Task directions ->
Check every line of the data below for the string "tachtouch", and copy the ones that hold it.

[Extracted entries Boundary: Start]

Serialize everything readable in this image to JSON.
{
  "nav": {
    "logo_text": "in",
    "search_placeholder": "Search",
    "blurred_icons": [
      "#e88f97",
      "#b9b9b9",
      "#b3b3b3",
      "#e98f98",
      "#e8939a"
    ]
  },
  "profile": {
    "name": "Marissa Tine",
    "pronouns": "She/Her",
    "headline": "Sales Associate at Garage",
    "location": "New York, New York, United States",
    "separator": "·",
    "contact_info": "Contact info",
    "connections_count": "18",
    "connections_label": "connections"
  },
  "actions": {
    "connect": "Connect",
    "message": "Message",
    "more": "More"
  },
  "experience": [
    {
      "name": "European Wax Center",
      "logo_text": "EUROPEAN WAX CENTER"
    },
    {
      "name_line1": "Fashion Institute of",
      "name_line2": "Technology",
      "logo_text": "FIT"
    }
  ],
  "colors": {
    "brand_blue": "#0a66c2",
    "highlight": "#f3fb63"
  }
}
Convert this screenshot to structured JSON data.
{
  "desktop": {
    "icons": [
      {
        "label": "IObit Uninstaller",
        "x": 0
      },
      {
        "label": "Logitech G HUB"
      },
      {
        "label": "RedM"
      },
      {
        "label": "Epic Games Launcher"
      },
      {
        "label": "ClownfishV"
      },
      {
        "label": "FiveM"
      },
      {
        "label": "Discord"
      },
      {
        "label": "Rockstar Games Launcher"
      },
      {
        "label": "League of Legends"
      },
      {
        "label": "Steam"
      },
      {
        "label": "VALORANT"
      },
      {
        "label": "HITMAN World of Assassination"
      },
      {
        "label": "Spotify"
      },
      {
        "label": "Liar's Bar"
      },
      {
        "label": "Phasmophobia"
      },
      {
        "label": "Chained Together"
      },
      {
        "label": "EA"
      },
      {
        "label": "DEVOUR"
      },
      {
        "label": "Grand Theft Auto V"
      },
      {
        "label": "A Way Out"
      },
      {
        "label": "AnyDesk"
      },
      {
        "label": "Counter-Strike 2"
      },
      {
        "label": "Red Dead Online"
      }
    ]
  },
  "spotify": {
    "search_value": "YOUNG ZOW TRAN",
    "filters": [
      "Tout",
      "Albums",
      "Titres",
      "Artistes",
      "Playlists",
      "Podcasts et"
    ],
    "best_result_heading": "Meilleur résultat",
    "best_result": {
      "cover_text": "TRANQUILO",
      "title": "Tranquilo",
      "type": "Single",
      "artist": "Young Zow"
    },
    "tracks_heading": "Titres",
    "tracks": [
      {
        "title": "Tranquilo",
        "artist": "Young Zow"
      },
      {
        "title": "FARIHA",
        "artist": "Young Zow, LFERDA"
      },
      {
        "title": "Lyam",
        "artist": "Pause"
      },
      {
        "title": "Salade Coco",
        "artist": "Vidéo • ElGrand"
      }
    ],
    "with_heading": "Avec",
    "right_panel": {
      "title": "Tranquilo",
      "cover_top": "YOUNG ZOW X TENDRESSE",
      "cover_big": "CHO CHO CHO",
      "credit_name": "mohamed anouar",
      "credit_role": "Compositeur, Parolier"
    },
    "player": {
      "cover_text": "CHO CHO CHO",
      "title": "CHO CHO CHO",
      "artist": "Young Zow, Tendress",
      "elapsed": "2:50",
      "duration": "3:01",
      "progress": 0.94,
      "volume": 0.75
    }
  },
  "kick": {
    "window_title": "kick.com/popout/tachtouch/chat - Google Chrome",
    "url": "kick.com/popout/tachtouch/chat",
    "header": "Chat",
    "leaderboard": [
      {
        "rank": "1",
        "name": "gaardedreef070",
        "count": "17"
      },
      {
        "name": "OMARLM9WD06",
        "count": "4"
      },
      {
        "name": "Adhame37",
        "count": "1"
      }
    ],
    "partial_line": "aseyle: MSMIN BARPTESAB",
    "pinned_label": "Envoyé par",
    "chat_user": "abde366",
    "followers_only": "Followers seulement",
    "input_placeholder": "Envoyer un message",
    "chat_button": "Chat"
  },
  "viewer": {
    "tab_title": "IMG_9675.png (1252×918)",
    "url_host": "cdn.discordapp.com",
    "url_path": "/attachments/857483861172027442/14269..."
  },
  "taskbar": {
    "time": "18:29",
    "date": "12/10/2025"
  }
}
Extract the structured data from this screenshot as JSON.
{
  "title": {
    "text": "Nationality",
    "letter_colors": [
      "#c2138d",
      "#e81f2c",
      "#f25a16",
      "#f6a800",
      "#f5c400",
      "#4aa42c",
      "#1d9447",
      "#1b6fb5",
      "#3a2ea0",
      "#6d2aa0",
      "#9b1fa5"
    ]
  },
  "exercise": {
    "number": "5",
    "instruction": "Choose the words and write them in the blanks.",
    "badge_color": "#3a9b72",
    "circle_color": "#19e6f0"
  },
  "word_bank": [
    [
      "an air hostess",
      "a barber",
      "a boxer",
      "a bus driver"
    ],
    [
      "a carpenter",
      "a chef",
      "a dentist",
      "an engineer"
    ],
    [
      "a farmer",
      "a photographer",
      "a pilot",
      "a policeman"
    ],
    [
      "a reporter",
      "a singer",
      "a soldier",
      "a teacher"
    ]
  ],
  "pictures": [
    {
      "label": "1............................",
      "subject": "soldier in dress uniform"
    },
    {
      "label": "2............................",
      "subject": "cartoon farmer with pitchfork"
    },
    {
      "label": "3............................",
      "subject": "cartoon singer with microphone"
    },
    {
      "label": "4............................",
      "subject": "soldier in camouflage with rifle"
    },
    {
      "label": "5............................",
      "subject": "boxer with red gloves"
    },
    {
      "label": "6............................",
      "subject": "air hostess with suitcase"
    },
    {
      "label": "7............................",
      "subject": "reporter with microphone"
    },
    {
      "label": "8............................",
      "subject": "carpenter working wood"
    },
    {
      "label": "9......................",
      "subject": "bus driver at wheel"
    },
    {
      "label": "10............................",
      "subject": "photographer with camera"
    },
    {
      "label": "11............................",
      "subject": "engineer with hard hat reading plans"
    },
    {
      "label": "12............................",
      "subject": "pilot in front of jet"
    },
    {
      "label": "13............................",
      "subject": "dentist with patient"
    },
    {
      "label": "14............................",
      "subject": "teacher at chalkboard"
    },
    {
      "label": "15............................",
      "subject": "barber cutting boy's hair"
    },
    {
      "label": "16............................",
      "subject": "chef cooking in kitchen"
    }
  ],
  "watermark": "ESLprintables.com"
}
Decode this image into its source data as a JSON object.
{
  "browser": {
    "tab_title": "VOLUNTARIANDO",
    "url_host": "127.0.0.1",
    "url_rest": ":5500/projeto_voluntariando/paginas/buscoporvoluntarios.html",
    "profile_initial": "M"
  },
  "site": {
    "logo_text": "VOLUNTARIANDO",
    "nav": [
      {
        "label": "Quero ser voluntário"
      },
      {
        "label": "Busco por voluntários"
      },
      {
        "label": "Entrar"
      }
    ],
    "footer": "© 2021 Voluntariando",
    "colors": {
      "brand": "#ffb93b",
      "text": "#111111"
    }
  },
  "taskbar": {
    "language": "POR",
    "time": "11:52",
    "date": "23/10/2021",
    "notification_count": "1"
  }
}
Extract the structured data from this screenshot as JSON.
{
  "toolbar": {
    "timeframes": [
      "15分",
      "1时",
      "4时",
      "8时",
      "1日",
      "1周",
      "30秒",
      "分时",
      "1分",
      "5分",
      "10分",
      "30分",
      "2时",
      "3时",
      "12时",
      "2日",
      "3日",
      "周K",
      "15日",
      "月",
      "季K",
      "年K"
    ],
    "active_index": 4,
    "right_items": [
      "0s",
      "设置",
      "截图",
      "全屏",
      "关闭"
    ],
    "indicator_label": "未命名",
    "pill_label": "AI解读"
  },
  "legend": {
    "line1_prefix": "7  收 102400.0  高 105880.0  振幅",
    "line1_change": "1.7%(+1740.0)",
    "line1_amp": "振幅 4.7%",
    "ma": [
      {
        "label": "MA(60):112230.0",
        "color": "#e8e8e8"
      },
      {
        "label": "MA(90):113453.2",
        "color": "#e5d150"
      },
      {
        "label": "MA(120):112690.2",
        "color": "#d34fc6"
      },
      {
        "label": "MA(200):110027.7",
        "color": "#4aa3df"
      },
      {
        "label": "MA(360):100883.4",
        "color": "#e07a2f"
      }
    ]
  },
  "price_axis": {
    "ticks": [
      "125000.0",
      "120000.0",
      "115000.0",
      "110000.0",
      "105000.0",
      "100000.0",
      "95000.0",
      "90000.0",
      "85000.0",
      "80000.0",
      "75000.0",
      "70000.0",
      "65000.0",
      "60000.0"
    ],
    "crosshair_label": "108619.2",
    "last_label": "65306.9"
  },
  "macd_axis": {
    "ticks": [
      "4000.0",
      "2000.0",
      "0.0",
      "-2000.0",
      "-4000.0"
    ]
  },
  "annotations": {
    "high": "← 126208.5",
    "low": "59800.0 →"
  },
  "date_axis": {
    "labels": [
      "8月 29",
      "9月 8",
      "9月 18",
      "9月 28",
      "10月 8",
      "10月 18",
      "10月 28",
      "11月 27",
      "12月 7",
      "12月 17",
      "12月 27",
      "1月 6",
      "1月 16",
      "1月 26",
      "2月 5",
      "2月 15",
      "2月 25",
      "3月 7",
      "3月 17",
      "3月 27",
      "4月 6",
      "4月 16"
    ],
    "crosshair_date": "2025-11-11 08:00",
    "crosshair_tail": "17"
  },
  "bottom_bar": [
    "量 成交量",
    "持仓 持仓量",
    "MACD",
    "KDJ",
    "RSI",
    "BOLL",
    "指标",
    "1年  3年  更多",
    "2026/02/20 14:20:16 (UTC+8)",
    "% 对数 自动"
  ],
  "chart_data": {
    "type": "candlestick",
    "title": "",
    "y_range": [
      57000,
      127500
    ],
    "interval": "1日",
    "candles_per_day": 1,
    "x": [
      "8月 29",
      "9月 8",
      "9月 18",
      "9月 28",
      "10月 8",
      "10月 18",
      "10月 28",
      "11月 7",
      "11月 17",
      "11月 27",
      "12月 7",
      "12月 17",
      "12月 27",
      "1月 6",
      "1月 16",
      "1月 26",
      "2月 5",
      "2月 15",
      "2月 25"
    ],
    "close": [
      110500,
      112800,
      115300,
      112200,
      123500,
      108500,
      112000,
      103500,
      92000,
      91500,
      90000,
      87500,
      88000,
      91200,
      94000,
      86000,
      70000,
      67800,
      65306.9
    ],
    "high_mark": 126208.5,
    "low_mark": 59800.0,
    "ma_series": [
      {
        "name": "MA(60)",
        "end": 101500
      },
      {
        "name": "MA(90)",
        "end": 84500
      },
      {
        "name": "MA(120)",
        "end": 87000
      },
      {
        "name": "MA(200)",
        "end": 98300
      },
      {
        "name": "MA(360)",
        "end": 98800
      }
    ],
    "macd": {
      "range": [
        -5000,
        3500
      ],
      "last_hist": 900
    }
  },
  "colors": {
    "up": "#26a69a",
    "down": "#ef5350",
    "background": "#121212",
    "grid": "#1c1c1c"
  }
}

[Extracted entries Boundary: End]

Solution to the exercise ->
    "window_title": "kick.com/popout/tachtouch/chat - Google Chrome",
    "url": "kick.com/popout/tachtouch/chat",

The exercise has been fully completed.